DATA RECORDS:
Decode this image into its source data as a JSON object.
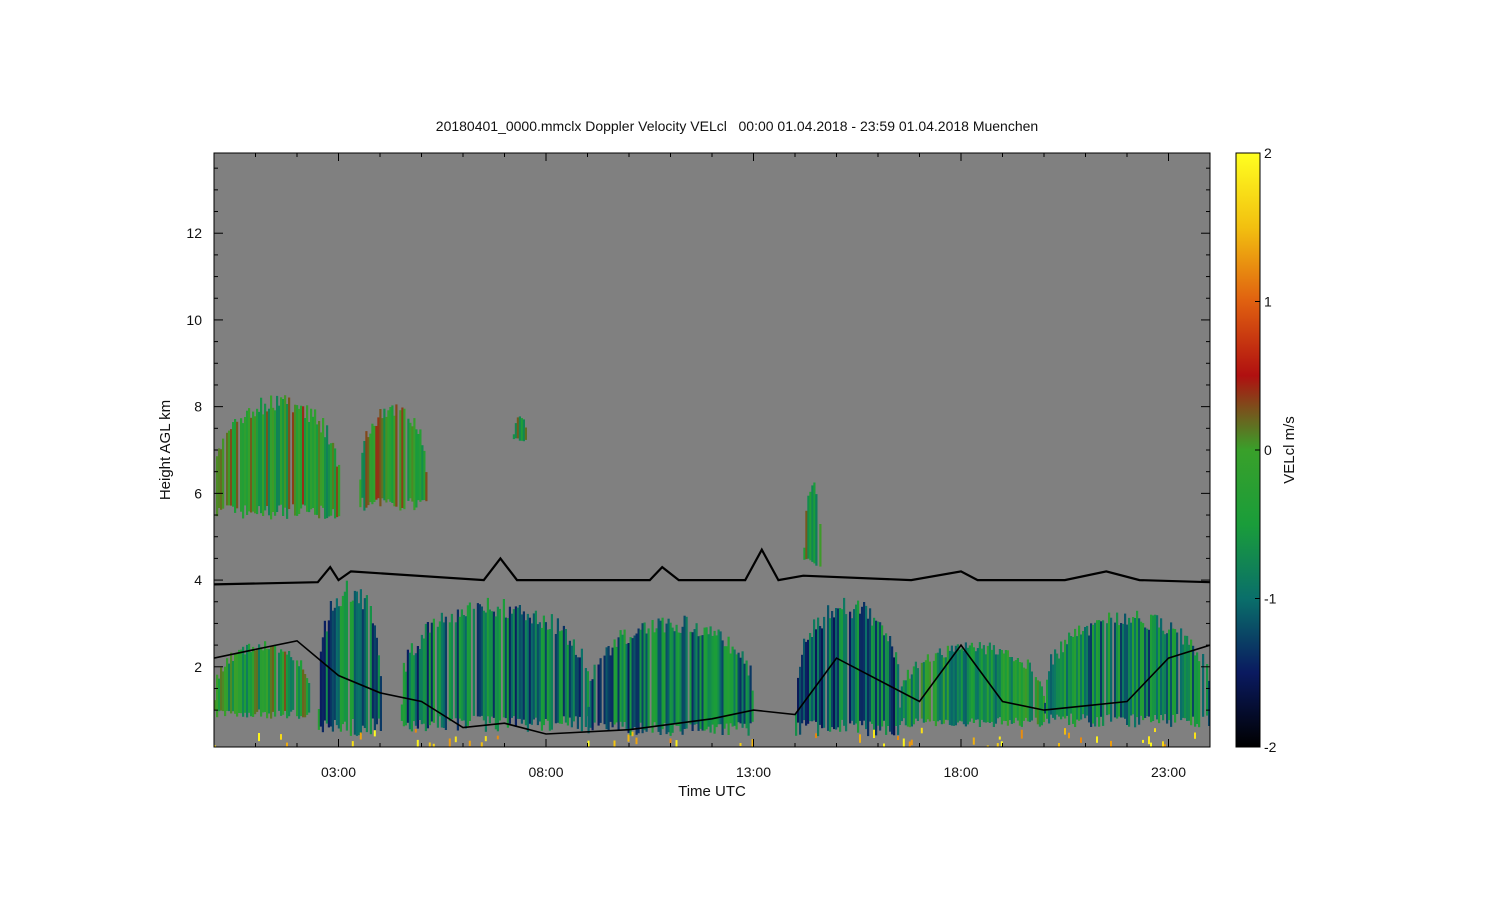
{
  "chart_data": {
    "type": "heatmap",
    "title": "20180401_0000.mmclx Doppler Velocity VELcl   00:00 01.04.2018 - 23:59 01.04.2018 Muenchen",
    "xlabel": "Time UTC",
    "ylabel": "Height AGL km",
    "xlim": [
      0.0,
      24.0
    ],
    "ylim": [
      0.15,
      13.85
    ],
    "x_tick_values": [
      3,
      8,
      13,
      18,
      23
    ],
    "x_tick_labels": [
      "03:00",
      "08:00",
      "13:00",
      "18:00",
      "23:00"
    ],
    "y_tick_values": [
      2,
      4,
      6,
      8,
      10,
      12
    ],
    "y_tick_labels": [
      "2",
      "4",
      "6",
      "8",
      "10",
      "12"
    ],
    "background_color": "#808080",
    "colorbar": {
      "label": "VELcl m/s",
      "range": [
        -2,
        2
      ],
      "tick_values": [
        2,
        1,
        0,
        -1,
        -2
      ],
      "tick_labels": [
        "2",
        "1",
        "0",
        "-1",
        "-2"
      ],
      "colormap": [
        "#000000",
        "#0a1a60",
        "#0a6f6a",
        "#1a9d3a",
        "#39a02a",
        "#b01010",
        "#e06010",
        "#f2c010",
        "#ffff20"
      ]
    },
    "cloud_regions": [
      {
        "x": [
          0.0,
          3.0
        ],
        "y": [
          5.4,
          8.3
        ],
        "velocity": -0.2
      },
      {
        "x": [
          3.5,
          5.1
        ],
        "y": [
          5.6,
          8.1
        ],
        "velocity": -0.2
      },
      {
        "x": [
          7.2,
          7.5
        ],
        "y": [
          7.2,
          7.8
        ],
        "velocity": -0.2
      },
      {
        "x": [
          14.2,
          14.6
        ],
        "y": [
          4.3,
          6.3
        ],
        "velocity": -0.3
      },
      {
        "x": [
          0.0,
          2.3
        ],
        "y": [
          0.8,
          2.6
        ],
        "velocity": -0.3
      },
      {
        "x": [
          2.5,
          4.0
        ],
        "y": [
          0.4,
          4.0
        ],
        "velocity": -0.9
      },
      {
        "x": [
          4.5,
          9.0
        ],
        "y": [
          0.5,
          3.6
        ],
        "velocity": -0.9
      },
      {
        "x": [
          9.0,
          13.0
        ],
        "y": [
          0.4,
          3.2
        ],
        "velocity": -0.9
      },
      {
        "x": [
          14.0,
          16.5
        ],
        "y": [
          0.4,
          3.6
        ],
        "velocity": -1.0
      },
      {
        "x": [
          16.5,
          20.0
        ],
        "y": [
          0.6,
          2.6
        ],
        "velocity": -0.5
      },
      {
        "x": [
          20.0,
          24.0
        ],
        "y": [
          0.6,
          3.3
        ],
        "velocity": -0.8
      }
    ],
    "series": [
      {
        "x": [
          0.0,
          2.5,
          2.8,
          3.0,
          3.3,
          6.5,
          6.9,
          7.3,
          10.5,
          10.8,
          11.2,
          12.8,
          13.2,
          13.6,
          14.2,
          16.8,
          18.0,
          18.4,
          20.5,
          21.5,
          22.3,
          24.0
        ],
        "y": [
          3.9,
          3.95,
          4.3,
          4.0,
          4.2,
          4.0,
          4.5,
          4.0,
          4.0,
          4.3,
          4.0,
          4.0,
          4.7,
          4.0,
          4.1,
          4.0,
          4.2,
          4.0,
          4.0,
          4.2,
          4.0,
          3.95
        ]
      },
      {
        "x": [
          0.0,
          1.0,
          2.0,
          3.0,
          4.0,
          5.0,
          6.0,
          7.0,
          8.0,
          10.0,
          12.0,
          13.0,
          14.0,
          15.0,
          17.0,
          18.0,
          19.0,
          20.0,
          21.0,
          22.0,
          23.0,
          24.0
        ],
        "y": [
          2.2,
          2.4,
          2.6,
          1.8,
          1.4,
          1.2,
          0.6,
          0.7,
          0.45,
          0.55,
          0.8,
          1.0,
          0.9,
          2.2,
          1.2,
          2.5,
          1.2,
          1.0,
          1.1,
          1.2,
          2.2,
          2.5
        ]
      }
    ]
  }
}
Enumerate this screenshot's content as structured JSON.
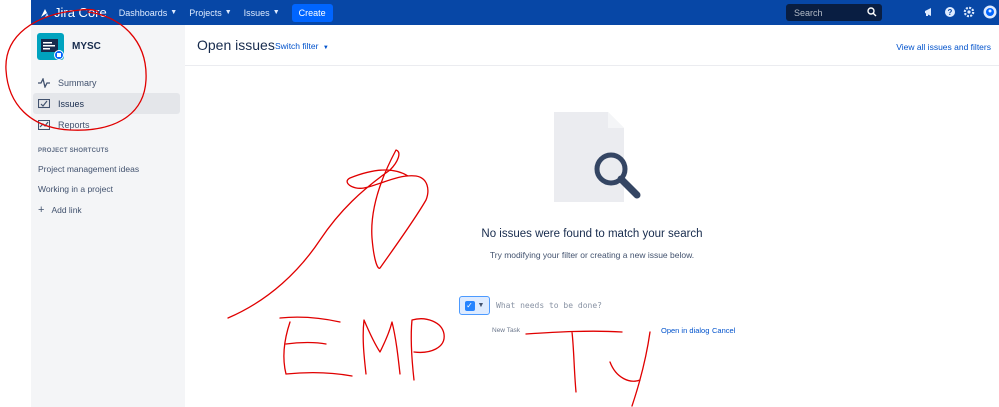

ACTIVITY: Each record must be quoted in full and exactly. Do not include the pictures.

COMPLETED EXERCISE:
Decode this image into its source data as a JSON object.
{
  "chart_data": {
    "type": "heatmap",
    "title": "20180401_0000.mmclx Doppler Velocity VELcl   00:00 01.04.2018 - 23:59 01.04.2018 Muenchen",
    "xlabel": "Time UTC",
    "ylabel": "Height AGL km",
    "xlim": [
      0.0,
      24.0
    ],
    "ylim": [
      0.15,
      13.85
    ],
    "x_tick_values": [
      3,
      8,
      13,
      18,
      23
    ],
    "x_tick_labels": [
      "03:00",
      "08:00",
      "13:00",
      "18:00",
      "23:00"
    ],
    "y_tick_values": [
      2,
      4,
      6,
      8,
      10,
      12
    ],
    "y_tick_labels": [
      "2",
      "4",
      "6",
      "8",
      "10",
      "12"
    ],
    "background_color": "#808080",
    "colorbar": {
      "label": "VELcl m/s",
      "range": [
        -2,
        2
      ],
      "tick_values": [
        2,
        1,
        0,
        -1,
        -2
      ],
      "tick_labels": [
        "2",
        "1",
        "0",
        "-1",
        "-2"
      ],
      "colormap": [
        "#000000",
        "#0a1a60",
        "#0a6f6a",
        "#1a9d3a",
        "#39a02a",
        "#b01010",
        "#e06010",
        "#f2c010",
        "#ffff20"
      ]
    },
    "cloud_regions": [
      {
        "x": [
          0.0,
          3.0
        ],
        "y": [
          5.4,
          8.3
        ],
        "velocity": -0.2
      },
      {
        "x": [
          3.5,
          5.1
        ],
        "y": [
          5.6,
          8.1
        ],
        "velocity": -0.2
      },
      {
        "x": [
          7.2,
          7.5
        ],
        "y": [
          7.2,
          7.8
        ],
        "velocity": -0.2
      },
      {
        "x": [
          14.2,
          14.6
        ],
        "y": [
          4.3,
          6.3
        ],
        "velocity": -0.3
      },
      {
        "x": [
          0.0,
          2.3
        ],
        "y": [
          0.8,
          2.6
        ],
        "velocity": -0.3
      },
      {
        "x": [
          2.5,
          4.0
        ],
        "y": [
          0.4,
          4.0
        ],
        "velocity": -0.9
      },
      {
        "x": [
          4.5,
          9.0
        ],
        "y": [
          0.5,
          3.6
        ],
        "velocity": -0.9
      },
      {
        "x": [
          9.0,
          13.0
        ],
        "y": [
          0.4,
          3.2
        ],
        "velocity": -0.9
      },
      {
        "x": [
          14.0,
          16.5
        ],
        "y": [
          0.4,
          3.6
        ],
        "velocity": -1.0
      },
      {
        "x": [
          16.5,
          20.0
        ],
        "y": [
          0.6,
          2.6
        ],
        "velocity": -0.5
      },
      {
        "x": [
          20.0,
          24.0
        ],
        "y": [
          0.6,
          3.3
        ],
        "velocity": -0.8
      }
    ],
    "series": [
      {
        "x": [
          0.0,
          2.5,
          2.8,
          3.0,
          3.3,
          6.5,
          6.9,
          7.3,
          10.5,
          10.8,
          11.2,
          12.8,
          13.2,
          13.6,
          14.2,
          16.8,
          18.0,
          18.4,
          20.5,
          21.5,
          22.3,
          24.0
        ],
        "y": [
          3.9,
          3.95,
          4.3,
          4.0,
          4.2,
          4.0,
          4.5,
          4.0,
          4.0,
          4.3,
          4.0,
          4.0,
          4.7,
          4.0,
          4.1,
          4.0,
          4.2,
          4.0,
          4.0,
          4.2,
          4.0,
          3.95
        ]
      },
      {
        "x": [
          0.0,
          1.0,
          2.0,
          3.0,
          4.0,
          5.0,
          6.0,
          7.0,
          8.0,
          10.0,
          12.0,
          13.0,
          14.0,
          15.0,
          17.0,
          18.0,
          19.0,
          20.0,
          21.0,
          22.0,
          23.0,
          24.0
        ],
        "y": [
          2.2,
          2.4,
          2.6,
          1.8,
          1.4,
          1.2,
          0.6,
          0.7,
          0.45,
          0.55,
          0.8,
          1.0,
          0.9,
          2.2,
          1.2,
          2.5,
          1.2,
          1.0,
          1.1,
          1.2,
          2.2,
          2.5
        ]
      }
    ]
  }
}
Enumerate this screenshot's content as structured JSON.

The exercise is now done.